Professor Emeritus Bryan H. Wildenthal has added another accolade to his roster of scholarly accomplishments. In a concurrence filed on Wednesday, U.S. Supreme Court Justice Neil Gorsuch cited a law review article authored by Professor Wildenthal. This is a tremendous mark of distinction.
On February 20th, the U.S. Supreme Court ruled that the 8th Amendment right not to be subject to "excessive fines" applies not only to the federal government but is also "incorporated" via the 14th Amendment so as to apply to state and local governments as well. The Court thus remanded for further proceedings the case, Timbs v. Indiana, in which the state sought to forfeit a man's vehicle worth $42,000, for a drug offense for which the maximum fine was $10,000.
The Court's decision was unanimous, with Justice Ruth Bader Ginsburg writing for the Court. (Justice Clarence Thomas concurred only in the judgment.) Justice Neil Gorsuch joined Ginsburg's opinion, but he also filed a brief concurrence in which he cited a 2007 Ohio State Law Journal article by Professor Wildenthal, who is a visiting professor at the law school this year. In the 2007 article, Professor Wildenthal argued that the entire Bill of Rights is "nationalized" by the 14th Amendment and thus applicable to the states. The article is available here:
This is the second occasion on which Professor Wildenthal's 2007 article has been cited by the U.S. Supreme Court. It was cited multiple times, in both the opinion of the Court, and in a concurring opinion, in McDonald v. Chicago (2010), the last case to involve the 14th Amendment Bill of Rights "incorporation" issue. (McDonald concerned the 2nd Amendment right to bear arms).

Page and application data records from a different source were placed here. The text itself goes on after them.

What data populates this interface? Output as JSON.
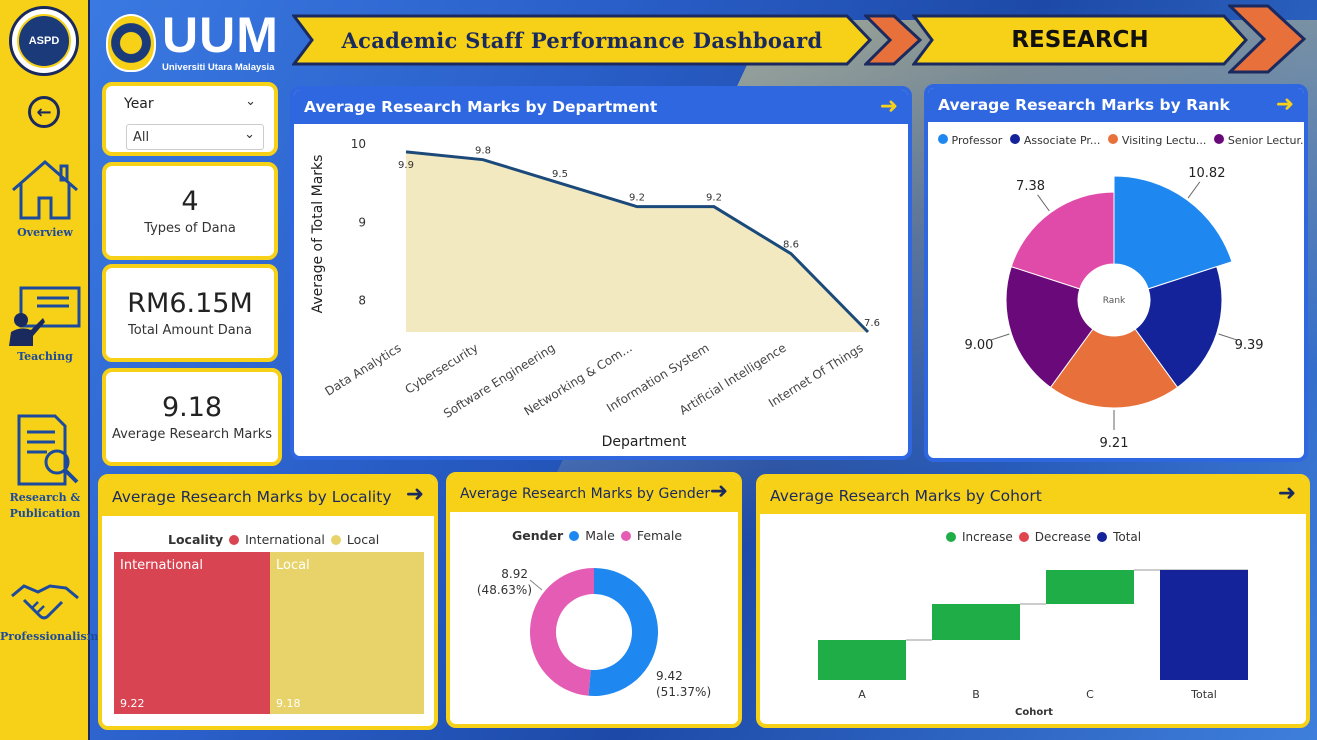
{
  "app": {
    "logo_text": "UUM",
    "logo_subtitle": "Universiti Utara Malaysia",
    "badge": "ASPD"
  },
  "header": {
    "title": "Academic Staff Performance Dashboard",
    "section": "RESEARCH"
  },
  "sidebar": {
    "back_icon": "arrow-left-circle-icon",
    "items": [
      {
        "label": "Overview",
        "icon": "house-icon"
      },
      {
        "label": "Teaching",
        "icon": "teacher-board-icon"
      },
      {
        "label": "Research &",
        "label2": "Publication",
        "icon": "document-magnifier-icon"
      },
      {
        "label": "Professionalism",
        "icon": "handshake-icon"
      }
    ]
  },
  "filter": {
    "label": "Year",
    "value": "All"
  },
  "kpis": [
    {
      "value": "4",
      "caption": "Types of Dana"
    },
    {
      "value": "RM6.15M",
      "caption": "Total Amount Dana"
    },
    {
      "value": "9.18",
      "caption": "Average Research Marks"
    }
  ],
  "colors": {
    "yellow": "#f7d117",
    "navy": "#1b2a5e",
    "blue": "#2f67e0",
    "line": "#1b4a7a",
    "area": "#f3e9c0",
    "professor": "#1e88f0",
    "associate": "#15239a",
    "visiting": "#e8703a",
    "senior": "#6a0a7a",
    "pink": "#e04aa8",
    "international": "#d94452",
    "local": "#e8d26a",
    "male": "#1e88f0",
    "female": "#e45cb4",
    "increase": "#1fad47",
    "decrease": "#e0454f",
    "total": "#15239a"
  },
  "charts": {
    "department": {
      "title": "Average Research Marks by Department",
      "chart_data": {
        "type": "area",
        "categories": [
          "Data Analytics",
          "Cybersecurity",
          "Software Engineering",
          "Networking & Com...",
          "Information System",
          "Artificial Intelligence",
          "Internet Of Things"
        ],
        "values": [
          9.9,
          9.8,
          9.5,
          9.2,
          9.2,
          8.6,
          7.6
        ],
        "xlabel": "Department",
        "ylabel": "Average of Total Marks",
        "yticks": [
          "10",
          "9",
          "8"
        ],
        "ylim": [
          7.6,
          10
        ]
      }
    },
    "rank": {
      "title": "Average Research Marks by Rank",
      "center_label": "Rank",
      "legend": [
        "Professor",
        "Associate Pr...",
        "Visiting Lectu...",
        "Senior Lectur..."
      ],
      "chart_data": {
        "type": "pie",
        "labels": [
          "Professor",
          "Associate Professor",
          "Visiting Lecturer",
          "Senior Lecturer",
          ""
        ],
        "values": [
          10.82,
          9.39,
          9.21,
          9.0,
          7.38
        ],
        "value_labels": [
          "10.82",
          "9.39",
          "9.21",
          "9.00",
          "7.38"
        ]
      }
    },
    "locality": {
      "title": "Average Research Marks by Locality",
      "legend_title": "Locality",
      "chart_data": {
        "type": "treemap",
        "labels": [
          "International",
          "Local"
        ],
        "values": [
          9.22,
          9.18
        ],
        "value_labels": [
          "9.22",
          "9.18"
        ]
      }
    },
    "gender": {
      "title": "Average Research Marks by Gender",
      "legend_title": "Gender",
      "chart_data": {
        "type": "donut",
        "labels": [
          "Male",
          "Female"
        ],
        "values": [
          9.42,
          8.92
        ],
        "value_labels": [
          "9.42",
          "8.92"
        ],
        "percent_labels": [
          "(51.37%)",
          "(48.63%)"
        ]
      }
    },
    "cohort": {
      "title": "Average Research Marks by Cohort",
      "legend": [
        "Increase",
        "Decrease",
        "Total"
      ],
      "chart_data": {
        "type": "waterfall",
        "categories": [
          "A",
          "B",
          "C",
          "Total"
        ],
        "xlabel": "Cohort",
        "bar_types": [
          "increase",
          "increase",
          "increase",
          "total"
        ]
      }
    }
  }
}
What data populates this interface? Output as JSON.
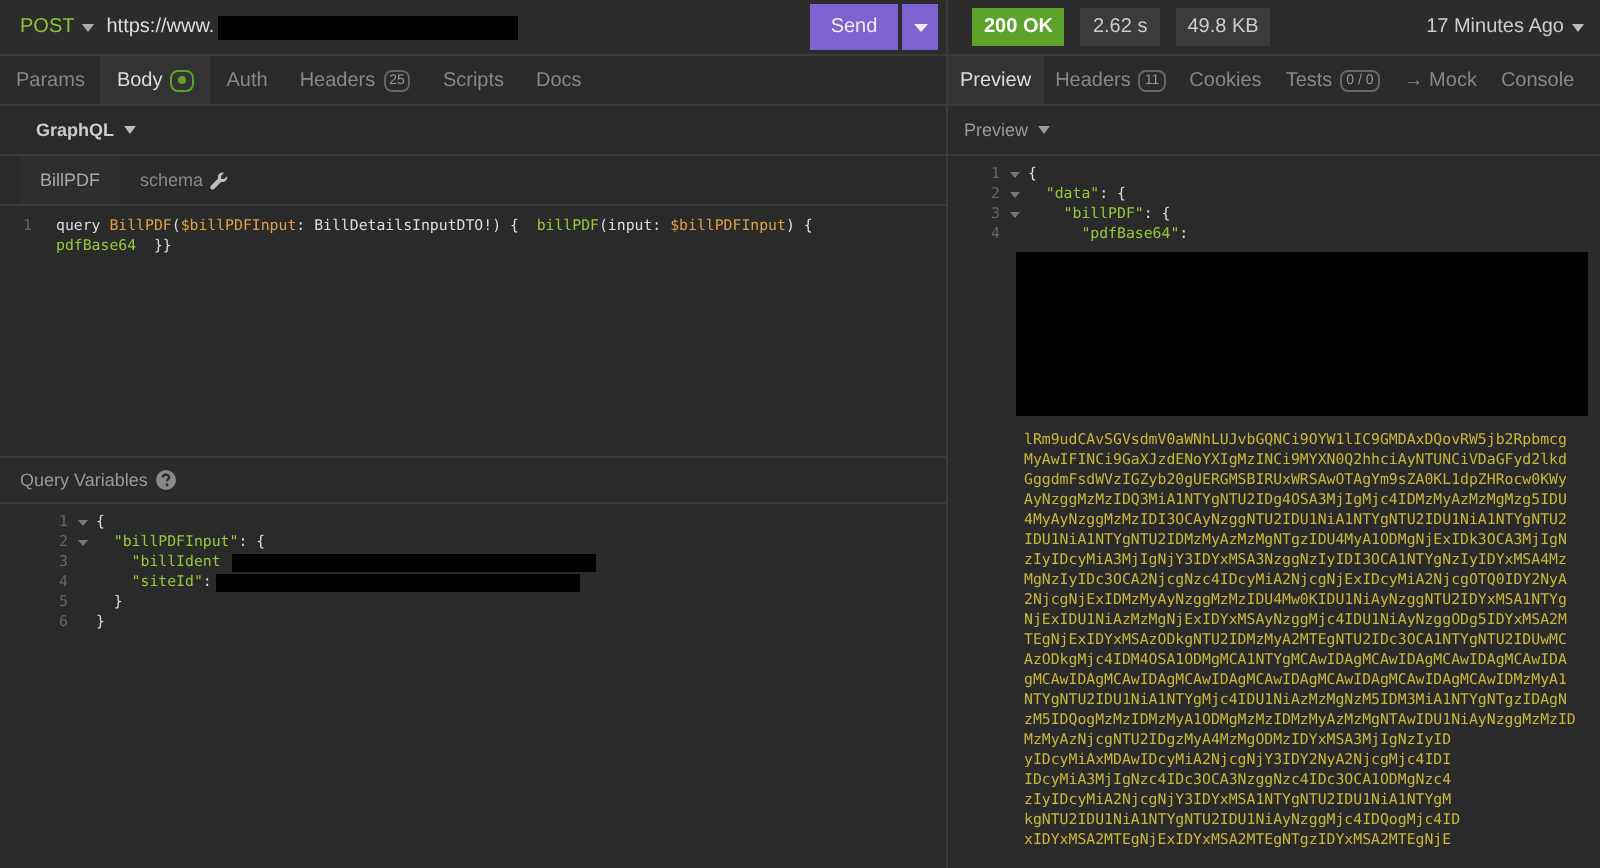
{
  "request": {
    "method": "POST",
    "url": "https://www.",
    "send": "Send"
  },
  "request_tabs": [
    {
      "label": "Params",
      "selected": false
    },
    {
      "label": "Body",
      "selected": true,
      "dot": true
    },
    {
      "label": "Auth",
      "selected": false
    },
    {
      "label": "Headers",
      "selected": false,
      "badge": "25"
    },
    {
      "label": "Scripts",
      "selected": false
    },
    {
      "label": "Docs",
      "selected": false
    }
  ],
  "body_mode": "GraphQL",
  "editor_tabs": [
    {
      "label": "BillPDF",
      "selected": true,
      "kind": "plain"
    },
    {
      "label": "schema",
      "selected": false,
      "kind": "wrench"
    }
  ],
  "query_lines": [
    {
      "number": "1",
      "tokens": [
        {
          "text": "query ",
          "kind": "plain"
        },
        {
          "text": "BillPDF",
          "kind": "name"
        },
        {
          "text": "(",
          "kind": "punct"
        },
        {
          "text": "$billPDFInput",
          "kind": "name"
        },
        {
          "text": ": ",
          "kind": "punct"
        },
        {
          "text": "BillDetailsInputDTO!",
          "kind": "plain"
        },
        {
          "text": ") {  ",
          "kind": "punct"
        },
        {
          "text": "billPDF",
          "kind": "field"
        },
        {
          "text": "(input: ",
          "kind": "punct"
        },
        {
          "text": "$billPDFInput",
          "kind": "name"
        },
        {
          "text": ") {",
          "kind": "punct"
        }
      ]
    },
    {
      "tokens": [
        {
          "text": "pdfBase64",
          "kind": "field"
        },
        {
          "text": "  }}",
          "kind": "plain"
        }
      ]
    }
  ],
  "variables": {
    "title": "Query Variables",
    "lines": [
      {
        "number": "1",
        "fold": true,
        "tokens": [
          {
            "text": "{",
            "kind": "plain"
          }
        ]
      },
      {
        "number": "2",
        "fold": true,
        "tokens": [
          {
            "text": "  \"billPDFInput\"",
            "kind": "field"
          },
          {
            "text": ": {",
            "kind": "plain"
          }
        ]
      },
      {
        "number": "3",
        "fold": false,
        "tokens": [
          {
            "text": "    \"billIdent",
            "kind": "field"
          }
        ]
      },
      {
        "number": "4",
        "fold": false,
        "tokens": [
          {
            "text": "    \"siteId\"",
            "kind": "field"
          },
          {
            "text": ":",
            "kind": "plain"
          }
        ]
      },
      {
        "number": "5",
        "fold": false,
        "tokens": [
          {
            "text": "  }",
            "kind": "plain"
          }
        ]
      },
      {
        "number": "6",
        "fold": false,
        "tokens": [
          {
            "text": "}",
            "kind": "plain"
          }
        ]
      }
    ]
  },
  "response": {
    "status": "200 OK",
    "time": "2.62 s",
    "size": "49.8 KB",
    "age": "17 Minutes Ago"
  },
  "response_tabs": [
    {
      "label": "Preview",
      "selected": true
    },
    {
      "label": "Headers",
      "selected": false,
      "badge": "11"
    },
    {
      "label": "Cookies",
      "selected": false
    },
    {
      "label": "Tests",
      "selected": false,
      "badge": "0 / 0"
    },
    {
      "label": "→ Mock",
      "selected": false
    },
    {
      "label": "Console",
      "selected": false
    }
  ],
  "preview_mode": "Preview",
  "response_lines": [
    {
      "number": "1",
      "fold": true,
      "tokens": [
        {
          "text": "{",
          "kind": "plain"
        }
      ]
    },
    {
      "number": "2",
      "fold": true,
      "tokens": [
        {
          "text": "  \"data\"",
          "kind": "field"
        },
        {
          "text": ": {",
          "kind": "plain"
        }
      ]
    },
    {
      "number": "3",
      "fold": true,
      "tokens": [
        {
          "text": "    \"billPDF\"",
          "kind": "field"
        },
        {
          "text": ": {",
          "kind": "plain"
        }
      ]
    },
    {
      "number": "4",
      "fold": false,
      "tokens": [
        {
          "text": "      \"pdfBase64\"",
          "kind": "field"
        },
        {
          "text": ":",
          "kind": "plain"
        }
      ]
    }
  ],
  "base64_lines": [
    "lRm9udCAvSGVsdmV0aWNhLUJvbGQNCi9OYW1lIC9GMDAxDQovRW5jb2Rpbmcg",
    "MyAwIFINCi9GaXJzdENoYXIgMzINCi9MYXN0Q2hhciAyNTUNCiVDaGFyd2lkd",
    "GggdmFsdWVzIGZyb20gUERGMSBIRUxWRSAwOTAgYm9sZA0KL1dpZHRocw0KWy",
    "AyNzggMzMzIDQ3MiA1NTYgNTU2IDg4OSA3MjIgMjc4IDMzMyAzMzMgMzg5IDU",
    "4MyAyNzggMzMzIDI3OCAyNzggNTU2IDU1NiA1NTYgNTU2IDU1NiA1NTYgNTU2",
    "IDU1NiA1NTYgNTU2IDMzMyAzMzMgNTgzIDU4MyA1ODMgNjExIDk3OCA3MjIgN",
    "zIyIDcyMiA3MjIgNjY3IDYxMSA3NzggNzIyIDI3OCA1NTYgNzIyIDYxMSA4Mz",
    "MgNzIyIDc3OCA2NjcgNzc4IDcyMiA2NjcgNjExIDcyMiA2NjcgOTQ0IDY2NyA",
    "2NjcgNjExIDMzMyAyNzggMzMzIDU4Mw0KIDU1NiAyNzggNTU2IDYxMSA1NTYg",
    "NjExIDU1NiAzMzMgNjExIDYxMSAyNzggMjc4IDU1NiAyNzggODg5IDYxMSA2M",
    "TEgNjExIDYxMSAzODkgNTU2IDMzMyA2MTEgNTU2IDc3OCA1NTYgNTU2IDUwMC",
    "AzODkgMjc4IDM4OSA1ODMgMCA1NTYgMCAwIDAgMCAwIDAgMCAwIDAgMCAwIDA",
    "gMCAwIDAgMCAwIDAgMCAwIDAgMCAwIDAgMCAwIDAgMCAwIDAgMCAwIDMzMyA1",
    "NTYgNTU2IDU1NiA1NTYgMjc4IDU1NiAzMzMgNzM5IDM3MiA1NTYgNTgzIDAgN",
    "zM5IDQogMzMzIDMzMyA1ODMgMzMzIDMzMyAzMzMgNTAwIDU1NiAyNzggMzMzID",
    "MzMyAzNjcgNTU2IDgzMyA4MzMgODMzIDYxMSA3MjIgNzIyID",
    "yIDcyMiAxMDAwIDcyMiA2NjcgNjY3IDY2NyA2NjcgMjc4IDI",
    "IDcyMiA3MjIgNzc4IDc3OCA3NzggNzc4IDc3OCA1ODMgNzc4",
    "zIyIDcyMiA2NjcgNjY3IDYxMSA1NTYgNTU2IDU1NiA1NTYgM",
    "kgNTU2IDU1NiA1NTYgNTU2IDU1NiAyNzggMjc4IDQogMjc4ID",
    "xIDYxMSA2MTEgNjExIDYxMSA2MTEgNTgzIDYxMSA2MTEgNjE"
  ]
}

Please congratulate Professor Wildenthal when you see him. We are lucky to have him as a member of our community.